This year, not being of Jewish descent, I was particularly interested in the Jewish traditions and cuisines during this part of the year, two of which fall in the beginning of September: Rosh Hashanah began on the fourth and Yom Kippur started yesterday, the 13th. I had seen Yom Kippur and Rosh Hashanah greeting cards, and was wondering if these were holidays that also involved gifts. In doing my research on Rosh Hashanah I found that it mostly meant baking. Here’s what I learned:”
Rosh Hashanah is the celebration of the Jewish new year. Dishes served at Rosh Hashanah traditionally have some sort of significance for the new year to come. For instance, sweeter dishes (such as apples dipped in honey) are meant to bring sweetness into the upcoming year. Pomegranates are also used hoping for as many merits are there are seeds in the pomegranate fruit. Other traditional dishes include braised brisket, round challah, kugels with apple and Kasha Varnishkes (a kasha is a bowtie pasta dish that was actually a lot better than I had anticipated!).
When I was reading about Rosh Hashanah dishes and thinking about which ones I’d like to try out, I was particularly interested in the honey cake, an incredibly sweet dessert made with lots of red wine and honey. As a close Jewish friend of mine told me, “It’s the Jewish version of the Catholic fruit cake, grandma’s traditional terrible dish.” That sounded like a challenge, and I like that.

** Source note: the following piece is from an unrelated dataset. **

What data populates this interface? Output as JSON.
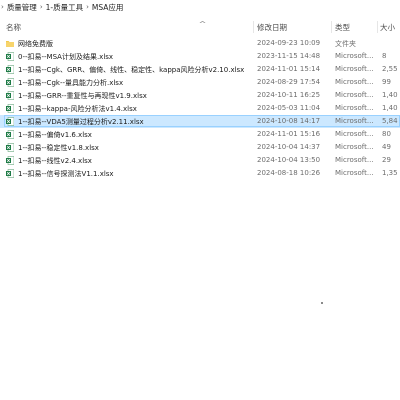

I started looking around and wasn’t surprised to find that the New York Times had quite a bit to say about Rosh Hashanah. And, of course, some recipes. In her Homecoming for Honey Cake, Melissa Clark shares her personal experience with the honey cake and provides a recipe that is her attempt to break away from this notorious reputation. As one who has never baked honey cake before, I decided to follow her recipe (though I used two smaller pans instead of a bundt pan, which baked for about 40 minutes).
It didn’t start off beautiful…
But it baked wonderfully:
I topped mine with plums and confectioner’s sugar, though ate it before snapping a picture of the final product.
I feel that I have the advantage of not having had a “bad” version of honey cake in the past, but this cake was a hit. It felt like the perfect start to fall with its hints of cinnamon and cardamom, and paired perfectly with after dinner red wine as well a great treat with your morning coffee. I wouldn’t change a thing about this recipe and despite its bad rep, I will absolutely be baking this again.
Happy start of fall everyone.
Food blogger Kristy has been in love with food ever since she was building restaurants out of her plastic kitchen set at age 5. Now, she spends most of her free time exploring new markets, visiting local farms and perfecting the art of bread baking. Originally from Philly, she dreams of living in the mountains of New England or the Pacific Northwest someday.